9). Extract from Chutes Western Herald 28 March 1833 p.3 re the girls from the Foundling Hospital.......
'About two years ago fifty girls of the Cork Foundling Hospital were offered a free passage by Government, and last year eight younger ones were sent by the Red Rover. The following are extracts from letters received from Mr. Gabriel Bennett, whose wife went as matron to the girls : ' The fifty girls that came out with me are doing very well and giving general satisfaction to their masters and mistresses. They are now beginning to be valuable girls to them. All the girls that are living in Sydney are doing well. The good conduct of the girls in general that caused the eight small girls who came out last to be taken in preference to many of the young women who came out.

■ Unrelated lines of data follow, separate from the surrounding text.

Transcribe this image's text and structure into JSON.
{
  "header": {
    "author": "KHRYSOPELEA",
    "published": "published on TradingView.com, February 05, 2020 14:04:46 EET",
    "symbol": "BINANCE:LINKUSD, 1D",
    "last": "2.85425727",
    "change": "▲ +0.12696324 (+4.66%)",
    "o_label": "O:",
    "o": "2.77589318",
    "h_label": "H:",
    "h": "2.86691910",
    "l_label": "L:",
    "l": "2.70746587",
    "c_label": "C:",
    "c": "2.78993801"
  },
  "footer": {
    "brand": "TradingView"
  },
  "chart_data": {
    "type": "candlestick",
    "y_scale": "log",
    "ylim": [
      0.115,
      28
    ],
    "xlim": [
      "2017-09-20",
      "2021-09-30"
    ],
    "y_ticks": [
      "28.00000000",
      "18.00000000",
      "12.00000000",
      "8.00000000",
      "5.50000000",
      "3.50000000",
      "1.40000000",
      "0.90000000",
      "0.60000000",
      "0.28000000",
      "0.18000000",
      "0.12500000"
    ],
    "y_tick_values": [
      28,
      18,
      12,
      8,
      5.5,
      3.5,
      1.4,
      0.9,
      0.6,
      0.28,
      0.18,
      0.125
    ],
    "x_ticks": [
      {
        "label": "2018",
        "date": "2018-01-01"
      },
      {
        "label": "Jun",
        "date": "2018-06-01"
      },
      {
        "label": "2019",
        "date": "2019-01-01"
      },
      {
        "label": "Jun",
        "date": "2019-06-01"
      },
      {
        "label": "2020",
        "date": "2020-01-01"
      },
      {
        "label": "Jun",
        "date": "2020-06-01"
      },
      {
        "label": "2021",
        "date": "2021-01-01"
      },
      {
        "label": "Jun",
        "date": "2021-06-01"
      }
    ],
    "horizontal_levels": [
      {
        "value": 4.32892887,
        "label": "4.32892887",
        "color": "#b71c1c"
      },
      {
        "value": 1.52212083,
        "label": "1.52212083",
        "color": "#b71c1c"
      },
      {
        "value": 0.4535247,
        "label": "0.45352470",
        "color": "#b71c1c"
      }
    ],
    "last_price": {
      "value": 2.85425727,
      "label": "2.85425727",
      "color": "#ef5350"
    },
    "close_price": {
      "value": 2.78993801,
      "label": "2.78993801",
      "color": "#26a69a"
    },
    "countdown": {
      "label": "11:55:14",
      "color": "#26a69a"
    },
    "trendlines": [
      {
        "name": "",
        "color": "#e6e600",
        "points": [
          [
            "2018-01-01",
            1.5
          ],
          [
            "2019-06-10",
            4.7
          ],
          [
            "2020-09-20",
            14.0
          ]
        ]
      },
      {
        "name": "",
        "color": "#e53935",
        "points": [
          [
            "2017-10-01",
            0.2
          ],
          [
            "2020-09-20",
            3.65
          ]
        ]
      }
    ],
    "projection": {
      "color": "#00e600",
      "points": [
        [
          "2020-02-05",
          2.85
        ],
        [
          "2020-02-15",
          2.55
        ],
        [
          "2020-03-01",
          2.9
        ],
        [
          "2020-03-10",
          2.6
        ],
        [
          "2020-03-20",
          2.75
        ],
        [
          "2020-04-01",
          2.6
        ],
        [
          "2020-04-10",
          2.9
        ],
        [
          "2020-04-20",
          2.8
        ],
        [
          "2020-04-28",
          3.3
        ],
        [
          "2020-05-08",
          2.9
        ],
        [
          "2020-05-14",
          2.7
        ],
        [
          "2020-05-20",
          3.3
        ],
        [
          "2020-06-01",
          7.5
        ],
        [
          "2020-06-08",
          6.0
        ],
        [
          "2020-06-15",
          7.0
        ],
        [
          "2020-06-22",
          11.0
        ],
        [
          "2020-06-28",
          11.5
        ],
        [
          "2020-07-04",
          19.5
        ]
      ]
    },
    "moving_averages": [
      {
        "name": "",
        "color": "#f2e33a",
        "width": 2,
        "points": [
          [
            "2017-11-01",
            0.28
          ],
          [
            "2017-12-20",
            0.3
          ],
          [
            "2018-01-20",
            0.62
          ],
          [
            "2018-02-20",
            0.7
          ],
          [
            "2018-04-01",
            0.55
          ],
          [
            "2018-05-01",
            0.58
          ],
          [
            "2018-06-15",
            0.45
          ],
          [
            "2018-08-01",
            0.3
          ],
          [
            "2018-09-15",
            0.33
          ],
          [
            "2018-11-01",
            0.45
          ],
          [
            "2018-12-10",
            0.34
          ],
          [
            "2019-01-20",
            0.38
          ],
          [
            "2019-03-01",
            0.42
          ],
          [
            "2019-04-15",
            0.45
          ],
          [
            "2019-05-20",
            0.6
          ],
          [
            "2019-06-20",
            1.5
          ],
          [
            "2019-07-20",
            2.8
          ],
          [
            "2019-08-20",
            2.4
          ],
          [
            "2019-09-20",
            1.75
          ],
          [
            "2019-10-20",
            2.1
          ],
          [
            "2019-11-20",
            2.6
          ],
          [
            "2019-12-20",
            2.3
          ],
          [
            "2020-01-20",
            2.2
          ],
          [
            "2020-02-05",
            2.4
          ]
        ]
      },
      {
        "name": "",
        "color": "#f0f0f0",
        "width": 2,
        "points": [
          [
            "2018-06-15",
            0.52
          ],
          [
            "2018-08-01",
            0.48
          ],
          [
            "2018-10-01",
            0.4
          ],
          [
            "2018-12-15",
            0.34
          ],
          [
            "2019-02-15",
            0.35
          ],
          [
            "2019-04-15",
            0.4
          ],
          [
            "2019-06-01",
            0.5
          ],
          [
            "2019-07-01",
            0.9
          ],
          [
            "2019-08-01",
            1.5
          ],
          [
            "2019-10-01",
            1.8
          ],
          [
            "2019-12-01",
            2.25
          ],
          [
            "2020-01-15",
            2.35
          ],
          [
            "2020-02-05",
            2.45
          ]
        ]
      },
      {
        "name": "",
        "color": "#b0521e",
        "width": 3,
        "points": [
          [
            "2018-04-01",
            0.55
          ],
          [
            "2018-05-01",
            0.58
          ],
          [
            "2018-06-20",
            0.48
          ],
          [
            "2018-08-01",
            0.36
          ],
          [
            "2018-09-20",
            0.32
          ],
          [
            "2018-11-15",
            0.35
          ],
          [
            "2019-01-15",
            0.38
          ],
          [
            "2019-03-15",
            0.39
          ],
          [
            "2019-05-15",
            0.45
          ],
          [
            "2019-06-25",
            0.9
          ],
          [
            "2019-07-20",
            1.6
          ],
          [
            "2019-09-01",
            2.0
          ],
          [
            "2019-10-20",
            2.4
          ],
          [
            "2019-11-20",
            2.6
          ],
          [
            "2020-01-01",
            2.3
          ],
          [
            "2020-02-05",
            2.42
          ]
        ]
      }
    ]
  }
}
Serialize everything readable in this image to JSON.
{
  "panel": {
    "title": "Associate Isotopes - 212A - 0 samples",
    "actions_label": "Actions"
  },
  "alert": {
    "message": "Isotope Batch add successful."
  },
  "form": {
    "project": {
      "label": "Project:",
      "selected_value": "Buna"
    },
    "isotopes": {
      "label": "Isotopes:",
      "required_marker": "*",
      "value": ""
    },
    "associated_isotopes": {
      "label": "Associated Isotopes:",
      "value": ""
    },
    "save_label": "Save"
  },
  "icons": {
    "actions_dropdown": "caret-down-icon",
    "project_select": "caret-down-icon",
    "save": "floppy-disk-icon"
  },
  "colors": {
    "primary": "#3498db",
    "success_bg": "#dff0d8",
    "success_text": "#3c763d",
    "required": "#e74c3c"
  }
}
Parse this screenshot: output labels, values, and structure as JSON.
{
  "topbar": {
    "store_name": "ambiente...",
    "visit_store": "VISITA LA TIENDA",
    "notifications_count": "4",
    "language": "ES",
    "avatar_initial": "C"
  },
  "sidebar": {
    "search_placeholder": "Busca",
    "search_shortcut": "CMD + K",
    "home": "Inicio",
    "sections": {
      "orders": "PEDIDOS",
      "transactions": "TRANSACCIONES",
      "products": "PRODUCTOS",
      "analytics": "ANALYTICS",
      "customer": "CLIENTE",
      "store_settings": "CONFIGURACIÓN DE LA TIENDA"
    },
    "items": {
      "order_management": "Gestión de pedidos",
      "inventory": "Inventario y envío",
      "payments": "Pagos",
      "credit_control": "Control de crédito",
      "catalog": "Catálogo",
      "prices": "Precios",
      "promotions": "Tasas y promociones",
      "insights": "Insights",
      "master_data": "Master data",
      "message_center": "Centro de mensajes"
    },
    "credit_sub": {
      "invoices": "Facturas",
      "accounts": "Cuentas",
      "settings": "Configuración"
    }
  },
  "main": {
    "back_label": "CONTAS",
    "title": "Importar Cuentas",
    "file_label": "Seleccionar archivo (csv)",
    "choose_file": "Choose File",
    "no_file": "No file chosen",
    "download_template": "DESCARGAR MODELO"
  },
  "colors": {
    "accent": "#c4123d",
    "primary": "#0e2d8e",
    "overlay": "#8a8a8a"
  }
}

Several of my fifty would have been married before now, but they came to me first to make inquiry as to the characters of the persons who propose for them, and I immediately set to work making every inquiry ; and if I do not see clearly that it is to their advantage I put a stop to farther proceedings. The wages which the girls receive vary between eight and fifteen pounds a year, according to the place. The country is beautiful and healthful, and provisions of every kind extremely cheap.'
 Journal of James Osborne. Ancestry.com. UK, Royal Navy Medical Journals, 1817-1857 Original data: Admiralty and predecessors: Office of the Director General of the Medical Department of the Navy and predecessors: Medical Journals (ADM 101, 804 bundles and volumes). Records of Medical and Prisoner of War Departments. Records of the Admiralty, Naval Forces, Royal Marines, Coastguard, and related bodies. The National Archives. Kew, Richmond, Surrey.
 Bateson, Charles, Library of Australian History (1983). The convict ships, 1787-1868 (Australian ed). Library of Australian History, Sydney : pp.350 - 351, 387
 Ancestry.com. Bound manuscript indents, 1788 - 1842. NRS 12188, microfiche 614 - 619,626 - 657, 660 - 695. State Records Authority of New South Wales, Kingswood, New South Wales, Australia.
 Sydney Gazette 28 July 1831
 National Archives. Reference: ADM 101/58/1 Description: Medical and surgical journal of convict ship Palambam from 8 January to 13 August 1831 by James Osborne, surgeon.
 Ancestry.com. Bound manuscript indents, 1788 - 1842. NRS 12188, microfiche 614 - 619,626 - 657, 660 - 695. State Records Authority of New South Wales, Kingswood, New South Wales, Australia.